Business mogul Kevin O’Leary wants to invest in a US refinery, says fossil fuels will stick around
April 13, 2023
Taliban spokesman Zabihullah Mujahid said that music will be banned in public places and justified his move by claiming that music is forbidden in Islam.
Zabihullah Mujahid, a spokesman for the Taliban, gave an interview to The New York Times where he discussed how the Islamic group intended to run the country and sought to downplay concerns about the treatment of women and reprisals against those who worked with U.S. forces. He also addressed the issue of music in public, which was banned during the Taliban’s previous stint in power between 1996 and 2001, suggesting it will soon be prohibited.

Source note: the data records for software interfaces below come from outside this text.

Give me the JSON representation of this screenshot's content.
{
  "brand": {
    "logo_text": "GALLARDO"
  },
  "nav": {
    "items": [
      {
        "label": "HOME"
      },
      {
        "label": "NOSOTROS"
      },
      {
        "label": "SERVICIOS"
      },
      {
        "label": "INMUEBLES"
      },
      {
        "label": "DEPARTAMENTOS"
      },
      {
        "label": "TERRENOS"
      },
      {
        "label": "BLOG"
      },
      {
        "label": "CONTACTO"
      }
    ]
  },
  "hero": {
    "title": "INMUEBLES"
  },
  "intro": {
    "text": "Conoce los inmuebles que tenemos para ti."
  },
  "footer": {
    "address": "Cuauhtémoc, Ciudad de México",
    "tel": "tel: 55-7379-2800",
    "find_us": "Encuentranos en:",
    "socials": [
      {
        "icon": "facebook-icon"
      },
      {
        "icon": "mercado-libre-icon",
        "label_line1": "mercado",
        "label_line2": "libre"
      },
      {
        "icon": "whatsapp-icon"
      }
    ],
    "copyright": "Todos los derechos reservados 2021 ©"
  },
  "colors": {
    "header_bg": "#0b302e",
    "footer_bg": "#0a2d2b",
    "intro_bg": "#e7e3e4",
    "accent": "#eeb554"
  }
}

“Music is forbidden in Islam,” Mujahid said. “But we’re hoping that we can persuade people not to do such things, instead of pressuring them,” he said. When the Taliban came to power in Afghanistan in 1996, they banned almost all music, considering it sinful.

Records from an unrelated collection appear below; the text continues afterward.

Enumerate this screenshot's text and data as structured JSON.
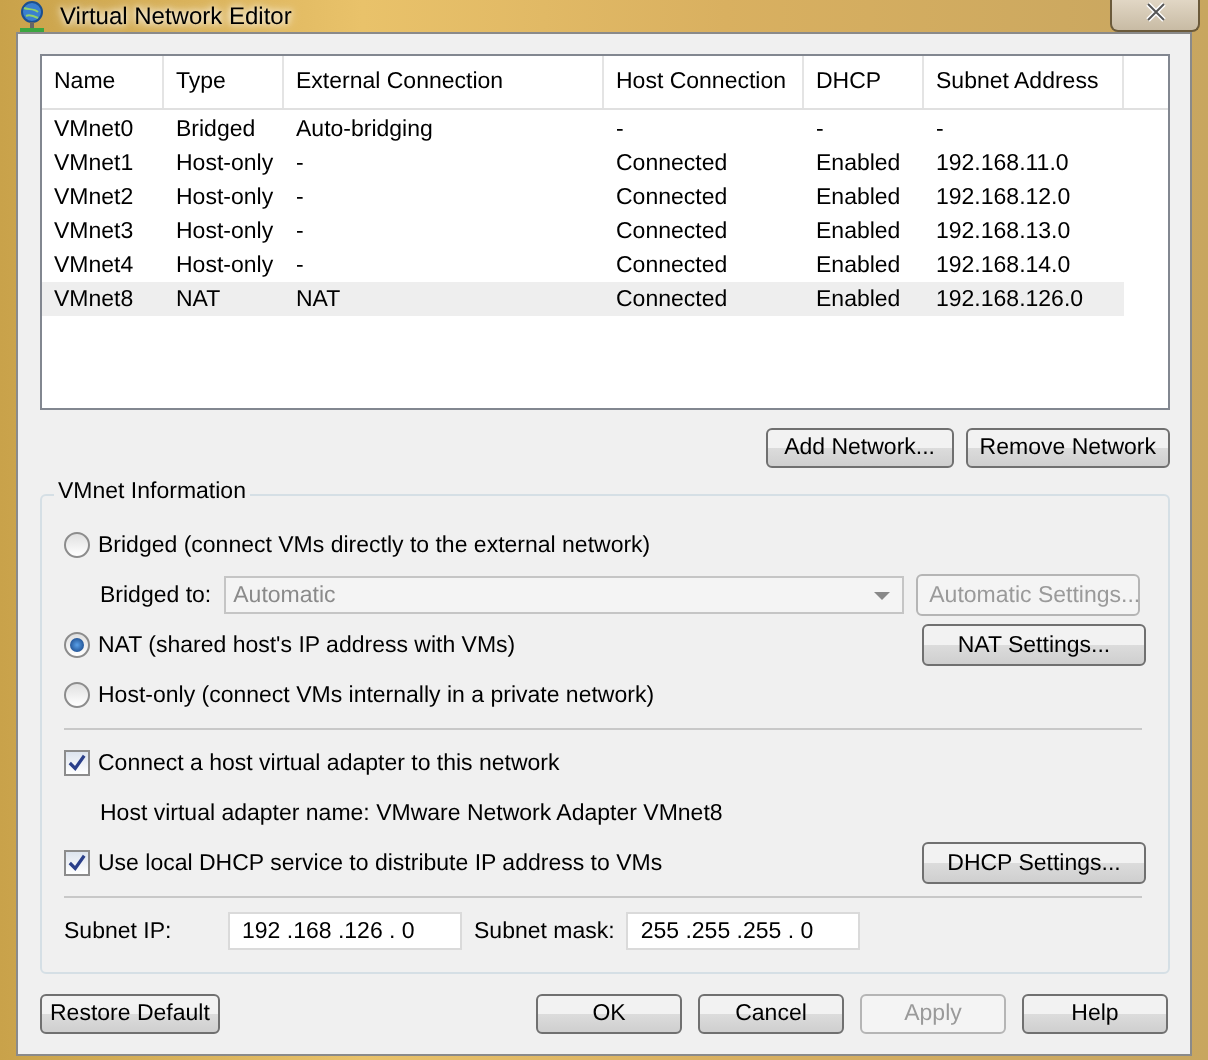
{
  "window": {
    "title": "Virtual Network Editor"
  },
  "table": {
    "columns": [
      "Name",
      "Type",
      "External Connection",
      "Host Connection",
      "DHCP",
      "Subnet Address"
    ],
    "rows": [
      {
        "cells": [
          "VMnet0",
          "Bridged",
          "Auto-bridging",
          "-",
          "-",
          "-"
        ],
        "selected": false
      },
      {
        "cells": [
          "VMnet1",
          "Host-only",
          "-",
          "Connected",
          "Enabled",
          "192.168.11.0"
        ],
        "selected": false
      },
      {
        "cells": [
          "VMnet2",
          "Host-only",
          "-",
          "Connected",
          "Enabled",
          "192.168.12.0"
        ],
        "selected": false
      },
      {
        "cells": [
          "VMnet3",
          "Host-only",
          "-",
          "Connected",
          "Enabled",
          "192.168.13.0"
        ],
        "selected": false
      },
      {
        "cells": [
          "VMnet4",
          "Host-only",
          "-",
          "Connected",
          "Enabled",
          "192.168.14.0"
        ],
        "selected": false
      },
      {
        "cells": [
          "VMnet8",
          "NAT",
          "NAT",
          "Connected",
          "Enabled",
          "192.168.126.0"
        ],
        "selected": true
      }
    ]
  },
  "list_buttons": [
    {
      "label": "Add Network...",
      "disabled": false
    },
    {
      "label": "Remove Network",
      "disabled": false
    }
  ],
  "vmnet_info": {
    "title": "VMnet Information",
    "modes": [
      {
        "label": "Bridged (connect VMs directly to the external network)",
        "selected": false,
        "kind": "bridged"
      },
      {
        "label": "NAT (shared host's IP address with VMs)",
        "selected": true,
        "kind": "nat"
      },
      {
        "label": "Host-only (connect VMs internally in a private network)",
        "selected": false,
        "kind": "plain"
      }
    ],
    "bridged_to": {
      "label": "Bridged to:",
      "value": "Automatic",
      "disabled": true
    },
    "automatic_settings": {
      "label": "Automatic Settings...",
      "disabled": true
    },
    "nat_settings": {
      "label": "NAT Settings...",
      "disabled": false
    },
    "host_adapter": {
      "label": "Connect a host virtual adapter to this network",
      "checked": true
    },
    "adapter_name": "Host virtual adapter name: VMware Network Adapter VMnet8",
    "dhcp": {
      "label": "Use local DHCP service to distribute IP address to VMs",
      "checked": true
    },
    "dhcp_settings": {
      "label": "DHCP Settings...",
      "disabled": false
    },
    "subnet_ip": {
      "label": "Subnet IP:",
      "value": "192 .168 .126 . 0"
    },
    "subnet_mask": {
      "label": "Subnet mask:",
      "value": "255 .255 .255 . 0"
    }
  },
  "restore_button": {
    "label": "Restore Default",
    "disabled": false
  },
  "dialog_buttons": [
    {
      "label": "OK",
      "disabled": false
    },
    {
      "label": "Cancel",
      "disabled": false
    },
    {
      "label": "Apply",
      "disabled": true
    },
    {
      "label": "Help",
      "disabled": false
    }
  ]
}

Cassette tapes were destroyed and strung up on trees, according to The Associated Press. An exception was made for some vocal religious pieces, however. Afghan radio and TV stations have been playing only Islamic songs amid the Taliban takeover of the country.
ARTICLE: PAUL MURDOCH
MANAGING EDITOR: CARSON CHOATE
PHOTO CREDITS: FT.COM